Wednesday, June 9th 2021
Harris visits Mexico
USA wants to combat the causes of flight
Tens of thousands of people try to enter the US illegally every month. So that the refugees do not even leave their home countries, the USA and Mexico want to combat the causes of flight. This includes the fight against people, drugs and weapons smuggling.
During US Vice President Kamala Harris’s first trip abroad to Mexico, the two neighboring countries agreed to work more closely together on issues such as migration. Representatives of both governments signed a declaration of intent in Mexico City, in the presence of Harris and the Mexican President Andrés Manuel López Obrador, to jointly combat the causes of displacement in Central America.
With programs to promote agricultural development and empower young people, the North American neighbors want to offer the residents of Guatemala, Honduras and El Salvador better economic prospects. The majority of the tens of thousands of people who irregularly attempt to enter the United States via Mexico each month come from either one of these three countries or from Mexico itself.

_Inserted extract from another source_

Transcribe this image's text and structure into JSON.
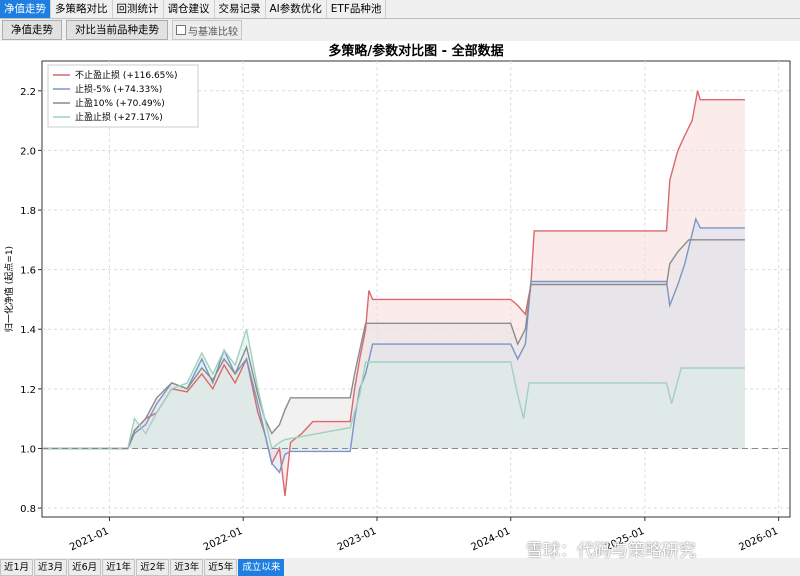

People often emigrate due to a lack of prospects due to poverty and corruption, but they also suffer from violence by criminal groups, drought, malnutrition and the consequences of natural disasters. US President Joe Biden has put Harris in charge of curbing illegal migration on the US southern border.
Fight against people, drugs and weapons smuggling
Harris’ two-day trip began in Guatemala on Monday. There she had said to people willing to migrate: “Don’t come.” Most people didn’t want to leave their homes, she said. You have to give them hope. In Guatemala, among other things, she had announced efforts to combat corruption.
After talks with López Obrador and other Mexican government representatives and also with entrepreneurs and trade unionists, Harris announced further joint projects. Among other things, the aim is to fight against people, drugs and weapons smuggling. In addition, the United States wants to support Mexico with the implementation of labor market reforms with 130 million dollars (around 107 million euros) and help clarify the fate of more than 88,000 people who have disappeared. Further high-level discussions on economic and security issues were also agreed.